12 April 2006

Anatolian toponymy 1: Nevşehir

Note: To properly view the Turkish characters, set the encoding of your browser to Unicode, UTF-8. If you are using another browser, read the comments to this post.

Nevşehir is a city in central Turkey. Its original name was Neapoli, "new city" in Greek. However, by the mid-19th century (if not earlier) the town was known by its "Turkish" name Nevşehir, which is actually Persian for "new city". The picture below is a detail from John Arrowsmith's 1844 map of Turkey (downloaded from the David Rumsey Historical Map Collection). The name of the town (arrow) is given as Neb Shehr (the Turkish letter "ş" has the sound of "sh").


Before the 1924 population exchange between Turkey and Greece that followed the Turkish-Greek War of 1919-1922, Nevşehir boasted a large Greek population. The Greeks of Nevşehir spoke Karamanlıca, a dialect of Turkish, and wrote it using Greek characters. The postcard below, probably from the early 20th century, spells Nevşehir with Greek characters. The phrase in parentheses transliterates as "kısm-ı-sani", which is in Ottoman Turkish (actually Arabic), meaning “upper part”.


A conversion table giving the Turkish equivalents of the Greek characters of Karamanlıca is available here.

Many thanks to Yorgi Sangiouloglou for the postcard.

1 comment:

Anonymous said...

I'm also from an area where there were "population exchanges" in the past: on the moving border between Italy and Slovenia (former Yugoslavia, former Austrian empire). After WW1 german speaking people had to leave, after WW2 italian speaking people had to.
Some nationalists and politicians of both involved countries find this right and great.

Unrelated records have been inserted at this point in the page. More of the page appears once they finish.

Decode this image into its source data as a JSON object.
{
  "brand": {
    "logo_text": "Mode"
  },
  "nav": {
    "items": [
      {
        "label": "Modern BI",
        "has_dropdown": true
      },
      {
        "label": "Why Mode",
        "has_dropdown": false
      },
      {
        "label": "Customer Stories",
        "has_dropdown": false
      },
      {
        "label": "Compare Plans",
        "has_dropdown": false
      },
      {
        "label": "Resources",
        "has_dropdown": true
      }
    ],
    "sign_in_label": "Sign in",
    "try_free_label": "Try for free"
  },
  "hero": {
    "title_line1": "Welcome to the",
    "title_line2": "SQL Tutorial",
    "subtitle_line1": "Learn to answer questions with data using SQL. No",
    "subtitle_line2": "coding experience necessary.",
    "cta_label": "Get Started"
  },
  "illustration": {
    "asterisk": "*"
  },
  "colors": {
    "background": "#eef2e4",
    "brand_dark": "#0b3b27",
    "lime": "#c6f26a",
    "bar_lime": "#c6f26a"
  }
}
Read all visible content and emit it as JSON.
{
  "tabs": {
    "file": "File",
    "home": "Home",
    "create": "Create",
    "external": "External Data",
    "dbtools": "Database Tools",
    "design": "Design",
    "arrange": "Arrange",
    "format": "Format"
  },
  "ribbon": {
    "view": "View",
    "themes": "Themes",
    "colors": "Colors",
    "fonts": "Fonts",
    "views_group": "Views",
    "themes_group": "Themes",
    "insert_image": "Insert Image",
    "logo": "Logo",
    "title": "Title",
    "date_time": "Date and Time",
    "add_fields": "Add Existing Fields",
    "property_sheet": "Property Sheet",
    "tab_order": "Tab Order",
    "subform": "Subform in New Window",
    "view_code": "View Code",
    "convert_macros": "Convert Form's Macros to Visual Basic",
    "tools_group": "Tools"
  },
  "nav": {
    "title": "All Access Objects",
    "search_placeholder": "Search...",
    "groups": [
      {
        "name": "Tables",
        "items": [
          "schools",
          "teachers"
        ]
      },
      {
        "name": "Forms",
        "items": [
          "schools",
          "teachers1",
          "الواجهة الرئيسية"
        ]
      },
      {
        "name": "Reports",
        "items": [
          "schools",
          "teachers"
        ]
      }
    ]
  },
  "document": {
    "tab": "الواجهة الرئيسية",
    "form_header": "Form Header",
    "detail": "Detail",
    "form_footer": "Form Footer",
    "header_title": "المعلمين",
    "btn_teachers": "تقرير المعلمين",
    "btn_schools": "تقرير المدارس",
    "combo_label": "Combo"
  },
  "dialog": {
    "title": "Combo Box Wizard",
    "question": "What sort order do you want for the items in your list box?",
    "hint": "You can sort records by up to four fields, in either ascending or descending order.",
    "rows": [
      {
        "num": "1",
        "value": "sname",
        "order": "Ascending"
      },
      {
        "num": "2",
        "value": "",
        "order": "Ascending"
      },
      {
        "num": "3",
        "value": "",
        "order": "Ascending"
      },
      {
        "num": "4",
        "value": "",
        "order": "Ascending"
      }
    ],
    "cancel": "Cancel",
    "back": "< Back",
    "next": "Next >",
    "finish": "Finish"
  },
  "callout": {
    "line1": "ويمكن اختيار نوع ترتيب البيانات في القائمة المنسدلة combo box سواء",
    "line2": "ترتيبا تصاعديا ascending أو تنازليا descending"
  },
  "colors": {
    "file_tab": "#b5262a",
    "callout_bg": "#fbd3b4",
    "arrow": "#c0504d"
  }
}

It is nice and reassuring to find out that there are people like you, who recognize such exodus are only a big lost.